Capping banks’ government bond holdings could open capital hole - ECB’s Constancio
Capping banks’ holdings of sovereign bonds could wipe trillions of euros off their capital, European Central Bank Vice President Vitor Constancio said, laying bare a rift within the euro zone’s system of central banks on the issue.
The head of the ECB’s supervisory board, Daniele Nouy, has said a bank’s exposure to a single sovereign should not be greater than 25 per cent of its own equity capital, as is the case for all other types of debt.
But Constancio said applying such a rule would either force European Union banks to raise vast amounts of Tier 1 capital or sell some of their sizable sovereign bond holdings.
“They would (face) additional Tier 1 capital needs of over 6 trillion euros or potential sales of those securities above 1.6 trillion euros,” he said in remarks prepared for a speech delivered in London.
“This is illustrative of the likely scale of disruption in sovereign debt markets, banking sector and the economy as a whole that the introduction of such a regime could bring.”
Under current international rules, holdings of sovereign bonds are treated as risk-free.
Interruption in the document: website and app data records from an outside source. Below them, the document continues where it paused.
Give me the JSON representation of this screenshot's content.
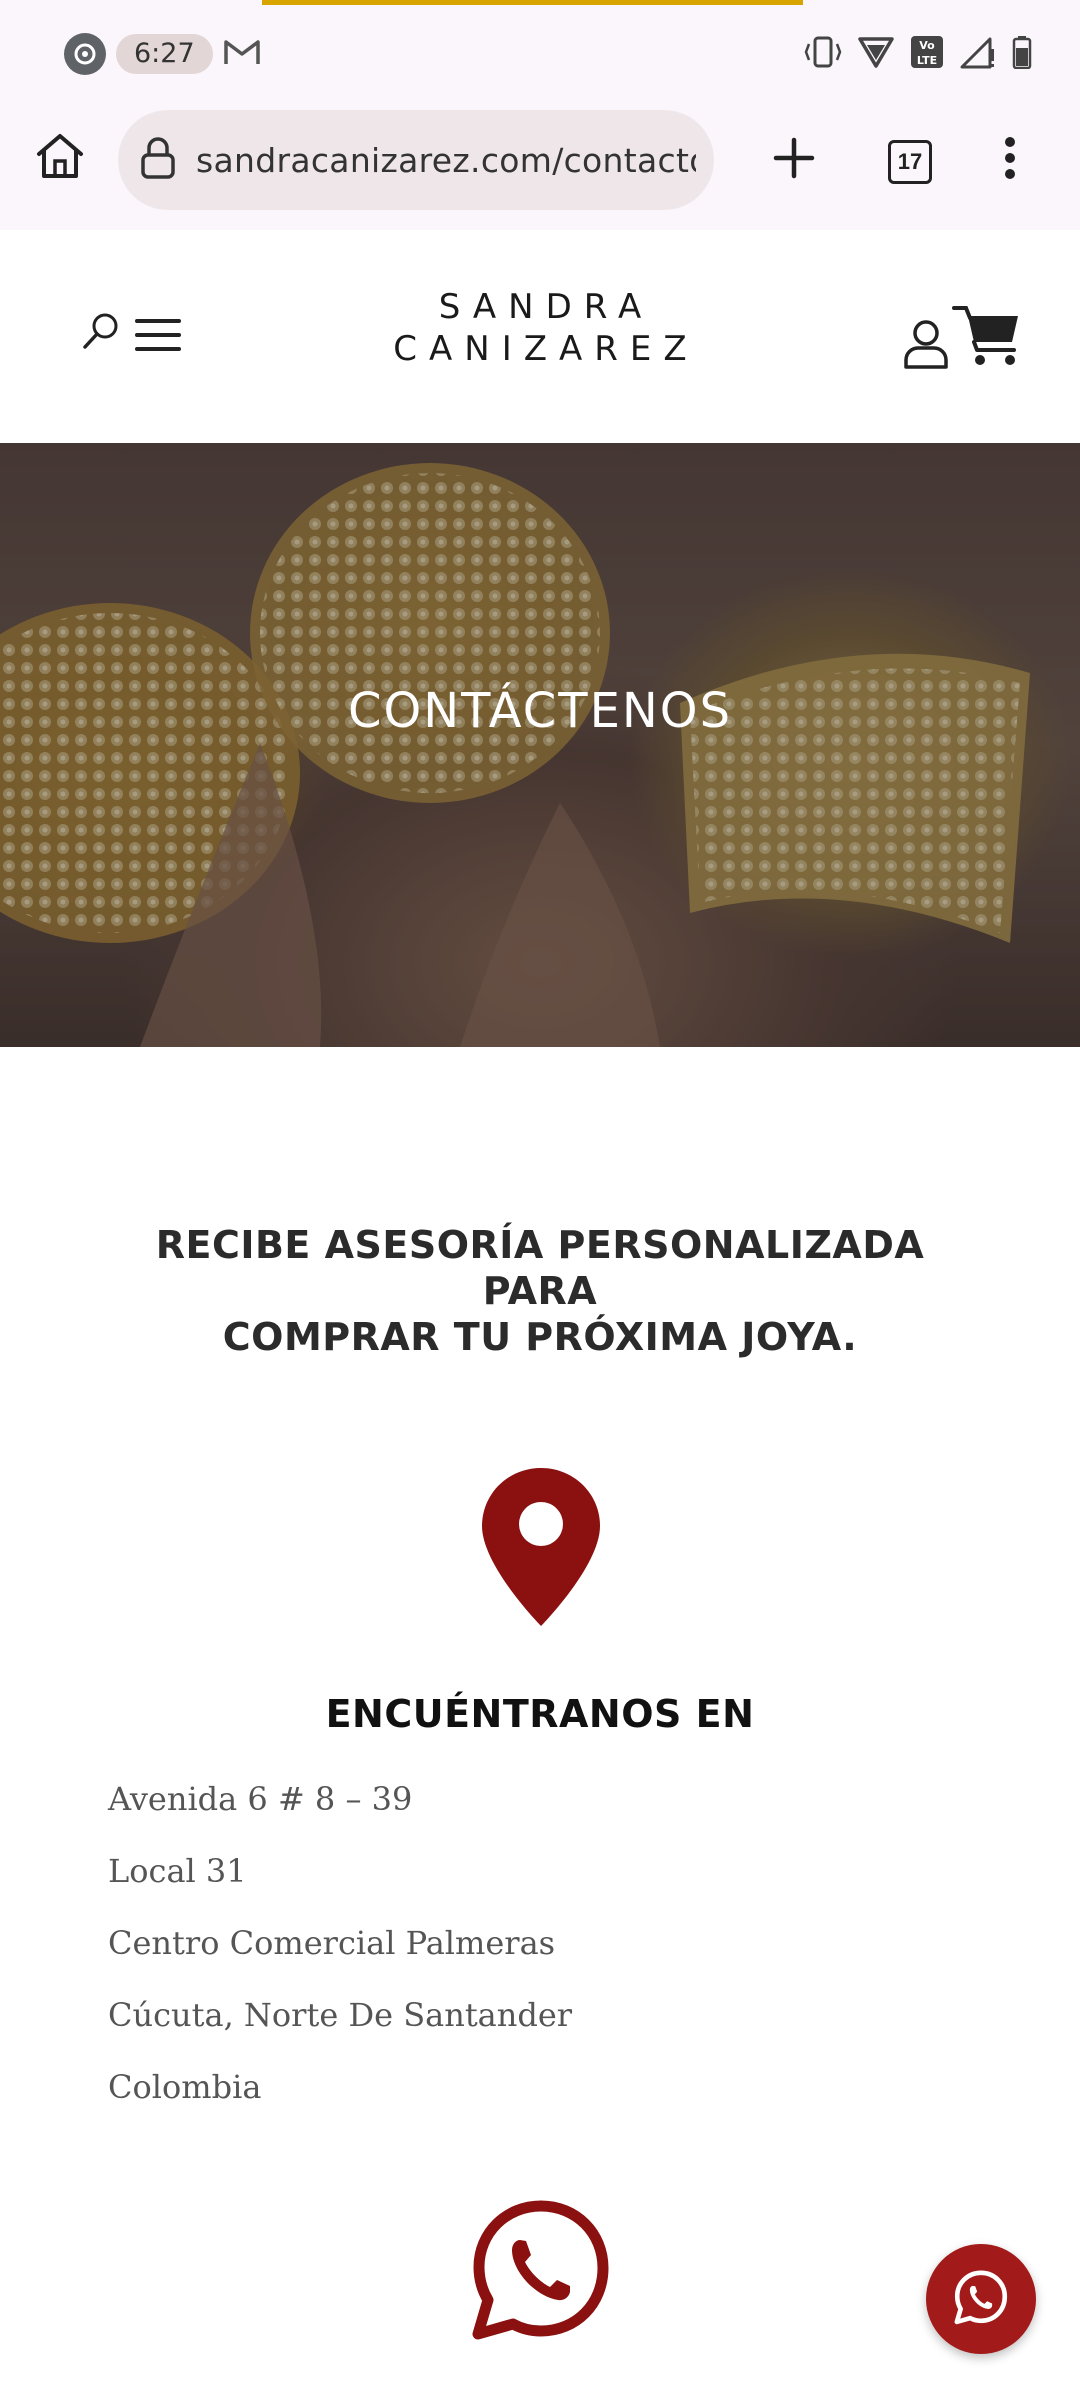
{
  "status_bar": {
    "time": "6:27"
  },
  "browser": {
    "url": "sandracanizarez.com/contacto/",
    "tab_count": "17"
  },
  "header": {
    "logo_line1": "SANDRA",
    "logo_line2": "CANIZAREZ"
  },
  "hero": {
    "title": "CONTÁCTENOS"
  },
  "content": {
    "lead_line1": "RECIBE ASESORÍA PERSONALIZADA PARA",
    "lead_line2": "COMPRAR TU PRÓXIMA JOYA.",
    "find_title": "ENCUÉNTRANOS EN",
    "address": [
      "Avenida 6 # 8 – 39",
      "Local 31",
      "Centro Comercial Palmeras",
      "Cúcuta, Norte De Santander",
      "Colombia"
    ]
  },
  "colors": {
    "brand_red": "#8b1010",
    "whatsapp_button": "#a31a1a",
    "loading_bar": "#d8a400"
  },
  "icons": {
    "home": "home-icon",
    "lock": "lock-icon",
    "new_tab": "plus-icon",
    "more": "more-vert-icon",
    "search": "search-icon",
    "menu": "hamburger-icon",
    "user": "user-icon",
    "cart": "cart-icon",
    "location": "location-pin-icon",
    "whatsapp": "whatsapp-icon"
  }
}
As an alternative, Constancio floated the idea of introducing risk weights - gauging holdings according to their likelihood of default - based on prices.
“A price-based regulation would allow more leeway in banks’ portfolio decisions and would also be less disruptive to the sovereign debt markets,” Constancio said.
Bundesbank executive board member Andreas Dombret suggested a third course, one potentially even more onerous for banks than that outlined by Nouy.
Dombret said bank holdings of a single country’s sovereign bonds should be capped as they are for private debt and should also be backed by capital in proportion to their riskiness.
“The Bundesbank is arguing for government bonds to be backed with a risk-appropriate amount of capital and for large exposure limits, just like those for claims on private debtors,” Dombret said.